▶ _Directions_
Reproduce the records below exactly, but leave their pictures out of the copy.

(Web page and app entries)
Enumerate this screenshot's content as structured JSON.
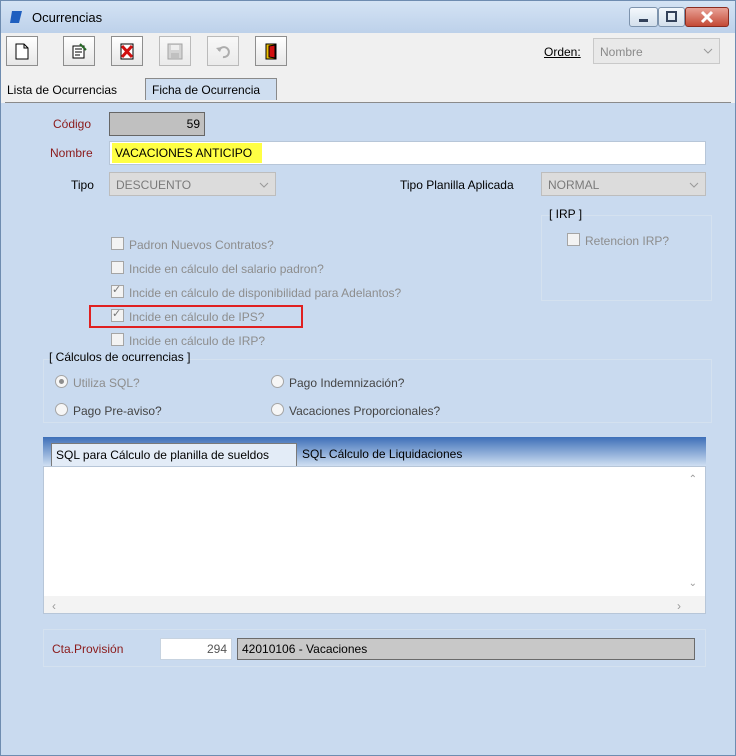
{
  "window": {
    "title": "Ocurrencias",
    "accent": "#1f5fbf"
  },
  "toolbar": {
    "buttons": [
      "new-document-icon",
      "edit-icon",
      "delete-icon",
      "save-icon",
      "undo-icon",
      "exit-icon"
    ],
    "orden_label": "Orden:",
    "orden_value": "Nombre"
  },
  "tabs": {
    "lista": "Lista de Ocurrencias",
    "ficha": "Ficha de Ocurrencia"
  },
  "form": {
    "codigo_label": "Código",
    "codigo_value": "59",
    "nombre_label": "Nombre",
    "nombre_value": "VACACIONES ANTICIPO",
    "tipo_label": "Tipo",
    "tipo_value": "DESCUENTO",
    "tipo_planilla_label": "Tipo Planilla Aplicada",
    "tipo_planilla_value": "NORMAL"
  },
  "irp": {
    "group_title": "[ IRP ]",
    "retencion_label": "Retencion IRP?",
    "retencion_checked": false
  },
  "checks": [
    {
      "label": "Padron Nuevos Contratos?",
      "checked": false
    },
    {
      "label": "Incide en cálculo del salario padron?",
      "checked": false
    },
    {
      "label": "Incide en cálculo de disponibilidad para Adelantos?",
      "checked": true
    },
    {
      "label": "Incide en cálculo de IPS?",
      "checked": true
    },
    {
      "label": "Incide en cálculo de IRP?",
      "checked": false
    }
  ],
  "calculos": {
    "group_title": "[ Cálculos de ocurrencias ]",
    "utiliza_sql": "Utiliza SQL?",
    "pago_indemnizacion": "Pago Indemnización?",
    "pago_preaviso": "Pago Pre-aviso?",
    "vacaciones_proporcionales": "Vacaciones Proporcionales?",
    "selected": "Utiliza SQL?"
  },
  "sql_tabs": {
    "planilla": "SQL para Cálculo de planilla de sueldos",
    "liquidaciones": "SQL Cálculo de Liquidaciones",
    "content": ""
  },
  "cuenta": {
    "label": "Cta.Provisión",
    "number": "294",
    "description": "42010106 - Vacaciones"
  }
}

▶ _Answer to this exercise_
Enumerate this screenshot's content as structured JSON.
{
  "window": {
    "title": "Ocurrencias",
    "accent": "#1f5fbf"
  },
  "toolbar": {
    "buttons": [
      "new-document-icon",
      "edit-icon",
      "delete-icon",
      "save-icon",
      "undo-icon",
      "exit-icon"
    ],
    "orden_label": "Orden:",
    "orden_value": "Nombre"
  },
  "tabs": {
    "lista": "Lista de Ocurrencias",
    "ficha": "Ficha de Ocurrencia"
  },
  "form": {
    "codigo_label": "Código",
    "codigo_value": "59",
    "nombre_label": "Nombre",
    "nombre_value": "VACACIONES ANTICIPO",
    "tipo_label": "Tipo",
    "tipo_value": "DESCUENTO",
    "tipo_planilla_label": "Tipo Planilla Aplicada",
    "tipo_planilla_value": "NORMAL"
  },
  "irp": {
    "group_title": "[ IRP ]",
    "retencion_label": "Retencion IRP?",
    "retencion_checked": false
  },
  "checks": [
    {
      "label": "Padron Nuevos Contratos?",
      "checked": false
    },
    {
      "label": "Incide en cálculo del salario padron?",
      "checked": false
    },
    {
      "label": "Incide en cálculo de disponibilidad para Adelantos?",
      "checked": true
    },
    {
      "label": "Incide en cálculo de IPS?",
      "checked": true
    },
    {
      "label": "Incide en cálculo de IRP?",
      "checked": false
    }
  ],
  "calculos": {
    "group_title": "[ Cálculos de ocurrencias ]",
    "utiliza_sql": "Utiliza SQL?",
    "pago_indemnizacion": "Pago Indemnización?",
    "pago_preaviso": "Pago Pre-aviso?",
    "vacaciones_proporcionales": "Vacaciones Proporcionales?",
    "selected": "Utiliza SQL?"
  },
  "sql_tabs": {
    "planilla": "SQL para Cálculo de planilla de sueldos",
    "liquidaciones": "SQL Cálculo de Liquidaciones",
    "content": ""
  },
  "cuenta": {
    "label": "Cta.Provisión",
    "number": "294",
    "description": "42010106 - Vacaciones"
  }
}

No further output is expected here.